"I was excited about this project as a fun, unique and creative way to bring gardening and nutrition education to children all over the city—especially those who may not otherwise get to see how food grows up close,” Brown says. "Making healthy choices can be challenging, especially when good fresh food and education about why it's important and how to cook it is not always accessible. Truck Farm is trying to do our part by using our exhibit to spark these discussions, give youth the tools to make healthy choices, and inspire them to use their own creativity to encourage healthy changes in their communities.""
There’s an enormous need for nutritional education in Chicago, where childhood obesity exceeds the national average: According to the Consortium to Lower Obesity in Chicago Children, 35 percent of Illinois children between 10 and 17 are obese. In its first year, Truck Farm visited food deserts and underserved communities throughout the city, reaching 2,738 children at 47 schools. This year, with the help of a Kickstarter campaign, they hope to educate more than 3,000 children, strengthen programming opportunities from starting school gardens to follow-up visits, and spread awareness about the importance of good food.

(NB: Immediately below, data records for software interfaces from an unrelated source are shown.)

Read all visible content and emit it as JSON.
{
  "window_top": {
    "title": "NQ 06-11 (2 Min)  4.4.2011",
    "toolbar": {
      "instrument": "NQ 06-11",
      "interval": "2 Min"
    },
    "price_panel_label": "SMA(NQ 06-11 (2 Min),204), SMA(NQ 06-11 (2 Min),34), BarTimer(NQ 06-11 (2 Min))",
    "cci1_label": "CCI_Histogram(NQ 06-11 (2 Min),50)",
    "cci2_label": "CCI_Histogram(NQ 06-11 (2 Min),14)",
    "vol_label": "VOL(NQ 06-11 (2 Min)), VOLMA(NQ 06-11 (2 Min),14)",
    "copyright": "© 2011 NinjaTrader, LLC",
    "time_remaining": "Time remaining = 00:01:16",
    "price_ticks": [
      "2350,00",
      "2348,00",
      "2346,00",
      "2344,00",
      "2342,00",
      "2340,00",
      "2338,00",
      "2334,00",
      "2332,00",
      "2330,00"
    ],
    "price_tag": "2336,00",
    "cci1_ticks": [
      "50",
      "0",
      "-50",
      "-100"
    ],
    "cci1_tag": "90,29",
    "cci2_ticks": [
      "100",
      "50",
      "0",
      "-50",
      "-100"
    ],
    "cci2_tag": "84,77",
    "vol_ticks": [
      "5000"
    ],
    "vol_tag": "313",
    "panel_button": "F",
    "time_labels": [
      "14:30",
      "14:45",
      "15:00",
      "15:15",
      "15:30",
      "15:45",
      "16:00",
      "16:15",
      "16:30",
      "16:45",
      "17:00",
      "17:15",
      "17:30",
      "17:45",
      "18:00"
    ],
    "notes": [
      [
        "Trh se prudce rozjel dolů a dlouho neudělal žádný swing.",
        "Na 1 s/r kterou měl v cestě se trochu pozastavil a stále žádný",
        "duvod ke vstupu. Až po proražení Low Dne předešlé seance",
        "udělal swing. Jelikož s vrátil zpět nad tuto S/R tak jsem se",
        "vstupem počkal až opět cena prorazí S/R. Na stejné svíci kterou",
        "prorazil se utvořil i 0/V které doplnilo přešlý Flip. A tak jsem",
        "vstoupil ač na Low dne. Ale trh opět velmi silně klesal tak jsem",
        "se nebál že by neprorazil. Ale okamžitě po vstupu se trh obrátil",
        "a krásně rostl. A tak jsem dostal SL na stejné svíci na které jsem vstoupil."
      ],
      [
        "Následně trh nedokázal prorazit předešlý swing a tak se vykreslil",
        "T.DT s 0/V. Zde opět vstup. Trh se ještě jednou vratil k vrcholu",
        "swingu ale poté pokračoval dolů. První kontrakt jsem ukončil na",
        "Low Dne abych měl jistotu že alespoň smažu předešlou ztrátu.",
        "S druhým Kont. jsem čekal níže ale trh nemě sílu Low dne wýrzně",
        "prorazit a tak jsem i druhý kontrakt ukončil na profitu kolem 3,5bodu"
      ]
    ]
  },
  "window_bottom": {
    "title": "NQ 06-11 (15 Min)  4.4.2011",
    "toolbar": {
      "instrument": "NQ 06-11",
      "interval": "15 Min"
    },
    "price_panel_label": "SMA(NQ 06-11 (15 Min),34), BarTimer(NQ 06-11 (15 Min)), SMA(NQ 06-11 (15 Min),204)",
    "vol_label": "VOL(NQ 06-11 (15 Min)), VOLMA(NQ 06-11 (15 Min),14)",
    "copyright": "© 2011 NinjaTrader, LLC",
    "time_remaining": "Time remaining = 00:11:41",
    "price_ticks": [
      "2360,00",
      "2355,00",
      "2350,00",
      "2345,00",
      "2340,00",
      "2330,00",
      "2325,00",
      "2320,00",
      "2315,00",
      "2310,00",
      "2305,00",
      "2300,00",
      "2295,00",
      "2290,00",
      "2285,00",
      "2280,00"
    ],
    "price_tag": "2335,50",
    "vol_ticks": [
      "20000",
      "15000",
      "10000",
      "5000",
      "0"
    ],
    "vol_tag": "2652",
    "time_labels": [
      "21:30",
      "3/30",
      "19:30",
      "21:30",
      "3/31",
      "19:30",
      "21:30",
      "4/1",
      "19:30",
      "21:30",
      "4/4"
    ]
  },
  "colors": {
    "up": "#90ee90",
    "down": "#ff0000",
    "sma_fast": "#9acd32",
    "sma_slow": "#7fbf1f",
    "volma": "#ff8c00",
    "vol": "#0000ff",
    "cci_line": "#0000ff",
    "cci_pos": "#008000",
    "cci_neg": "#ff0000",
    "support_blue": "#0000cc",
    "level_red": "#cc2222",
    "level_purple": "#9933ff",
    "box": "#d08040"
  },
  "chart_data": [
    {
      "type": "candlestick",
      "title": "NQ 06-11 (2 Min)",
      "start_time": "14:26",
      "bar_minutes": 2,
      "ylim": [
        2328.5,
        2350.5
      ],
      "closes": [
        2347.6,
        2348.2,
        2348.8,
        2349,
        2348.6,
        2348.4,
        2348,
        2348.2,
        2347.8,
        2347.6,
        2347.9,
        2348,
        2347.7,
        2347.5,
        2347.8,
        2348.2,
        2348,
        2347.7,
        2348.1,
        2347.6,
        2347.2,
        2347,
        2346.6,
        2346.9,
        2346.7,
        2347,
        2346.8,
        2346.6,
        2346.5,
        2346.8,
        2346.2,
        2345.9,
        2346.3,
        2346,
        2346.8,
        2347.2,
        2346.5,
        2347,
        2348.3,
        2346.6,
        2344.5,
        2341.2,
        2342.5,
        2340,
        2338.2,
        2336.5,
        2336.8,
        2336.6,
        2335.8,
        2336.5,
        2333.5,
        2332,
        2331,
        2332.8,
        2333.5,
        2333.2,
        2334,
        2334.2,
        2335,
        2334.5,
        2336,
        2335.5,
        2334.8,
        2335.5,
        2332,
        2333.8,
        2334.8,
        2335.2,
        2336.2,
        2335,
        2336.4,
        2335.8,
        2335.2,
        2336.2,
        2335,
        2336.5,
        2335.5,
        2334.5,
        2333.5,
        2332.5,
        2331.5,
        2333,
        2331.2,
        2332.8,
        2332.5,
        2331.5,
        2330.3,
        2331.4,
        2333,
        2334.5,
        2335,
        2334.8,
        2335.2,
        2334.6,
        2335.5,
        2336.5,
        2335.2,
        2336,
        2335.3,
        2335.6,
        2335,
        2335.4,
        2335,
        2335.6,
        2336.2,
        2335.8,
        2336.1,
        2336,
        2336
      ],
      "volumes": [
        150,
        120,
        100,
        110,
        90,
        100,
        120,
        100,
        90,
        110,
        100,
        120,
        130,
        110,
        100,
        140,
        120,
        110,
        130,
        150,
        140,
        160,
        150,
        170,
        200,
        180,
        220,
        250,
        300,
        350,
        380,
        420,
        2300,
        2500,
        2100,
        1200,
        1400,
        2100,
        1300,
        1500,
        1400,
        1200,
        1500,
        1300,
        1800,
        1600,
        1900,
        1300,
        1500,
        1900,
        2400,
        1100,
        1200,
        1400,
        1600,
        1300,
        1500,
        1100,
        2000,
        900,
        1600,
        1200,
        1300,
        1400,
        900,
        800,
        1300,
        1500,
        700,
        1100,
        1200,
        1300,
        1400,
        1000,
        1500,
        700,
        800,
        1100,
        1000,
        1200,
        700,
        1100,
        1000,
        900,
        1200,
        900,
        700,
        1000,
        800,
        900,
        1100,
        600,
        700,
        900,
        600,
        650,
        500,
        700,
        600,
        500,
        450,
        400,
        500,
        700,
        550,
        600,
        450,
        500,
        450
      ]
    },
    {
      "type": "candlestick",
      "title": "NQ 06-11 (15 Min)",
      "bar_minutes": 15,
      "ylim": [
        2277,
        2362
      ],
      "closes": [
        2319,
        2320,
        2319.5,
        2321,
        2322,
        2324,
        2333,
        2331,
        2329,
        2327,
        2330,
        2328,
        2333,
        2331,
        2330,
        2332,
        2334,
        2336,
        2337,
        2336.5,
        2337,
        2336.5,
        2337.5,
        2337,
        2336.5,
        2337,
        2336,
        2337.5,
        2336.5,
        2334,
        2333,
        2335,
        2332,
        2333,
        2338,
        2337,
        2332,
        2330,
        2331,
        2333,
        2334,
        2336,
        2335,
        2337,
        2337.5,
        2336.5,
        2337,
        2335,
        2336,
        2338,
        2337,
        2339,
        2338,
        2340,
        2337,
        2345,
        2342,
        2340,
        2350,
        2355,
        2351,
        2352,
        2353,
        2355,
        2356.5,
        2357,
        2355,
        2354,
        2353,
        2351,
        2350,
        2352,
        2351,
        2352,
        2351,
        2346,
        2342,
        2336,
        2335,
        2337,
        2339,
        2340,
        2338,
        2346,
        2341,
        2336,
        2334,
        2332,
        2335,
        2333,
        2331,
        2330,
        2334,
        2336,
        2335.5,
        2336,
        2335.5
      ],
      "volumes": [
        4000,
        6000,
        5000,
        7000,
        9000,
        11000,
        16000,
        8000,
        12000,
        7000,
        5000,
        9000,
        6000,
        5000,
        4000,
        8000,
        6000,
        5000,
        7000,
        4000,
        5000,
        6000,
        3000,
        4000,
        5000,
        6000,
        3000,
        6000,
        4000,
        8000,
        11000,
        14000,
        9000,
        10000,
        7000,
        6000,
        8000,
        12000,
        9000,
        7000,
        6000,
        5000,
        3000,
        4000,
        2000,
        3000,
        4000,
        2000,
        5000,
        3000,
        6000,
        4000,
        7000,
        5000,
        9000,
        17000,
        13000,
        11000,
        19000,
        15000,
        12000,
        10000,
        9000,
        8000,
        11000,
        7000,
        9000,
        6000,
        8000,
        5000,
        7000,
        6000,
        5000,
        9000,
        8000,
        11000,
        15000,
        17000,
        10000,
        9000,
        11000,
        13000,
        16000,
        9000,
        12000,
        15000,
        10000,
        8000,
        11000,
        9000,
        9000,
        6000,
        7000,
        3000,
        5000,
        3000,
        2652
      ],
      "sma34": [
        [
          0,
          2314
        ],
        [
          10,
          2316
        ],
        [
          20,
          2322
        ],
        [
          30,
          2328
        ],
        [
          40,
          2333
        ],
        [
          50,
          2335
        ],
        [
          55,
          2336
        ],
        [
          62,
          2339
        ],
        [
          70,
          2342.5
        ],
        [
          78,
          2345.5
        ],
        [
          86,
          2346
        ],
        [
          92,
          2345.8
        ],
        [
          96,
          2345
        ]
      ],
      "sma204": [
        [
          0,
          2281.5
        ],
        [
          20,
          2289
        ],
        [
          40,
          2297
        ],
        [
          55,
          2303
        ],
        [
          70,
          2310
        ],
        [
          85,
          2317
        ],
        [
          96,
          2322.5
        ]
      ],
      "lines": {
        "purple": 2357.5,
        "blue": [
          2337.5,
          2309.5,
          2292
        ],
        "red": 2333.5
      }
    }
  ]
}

The community has been instrumental to the organization’s success, Brown says, donating compost, plants, and other supplies. The truck garden was designed and engineered by Chicago Specialty Gardens, which provides Petunia with a raised bed divided into a few sections to ensure the soil stays in place on the road and a drainage system with a permeable layer of landscape fabric. The crew plants seedlings that will sprout quickly, including lettuce, radish, kale, chard, broccoli, kohlrabi, beans, and a variety of herbs. As the weather warms up, cherry tomatoes, basil, rosemary, and eggplants will be added to the mix.
"One of my favorite quotes is, ‘If you don't take care of your body, where will you live?" Brown says. "Every child has the right to know how to care for themselves and to ultimately enjoy a higher quality of life."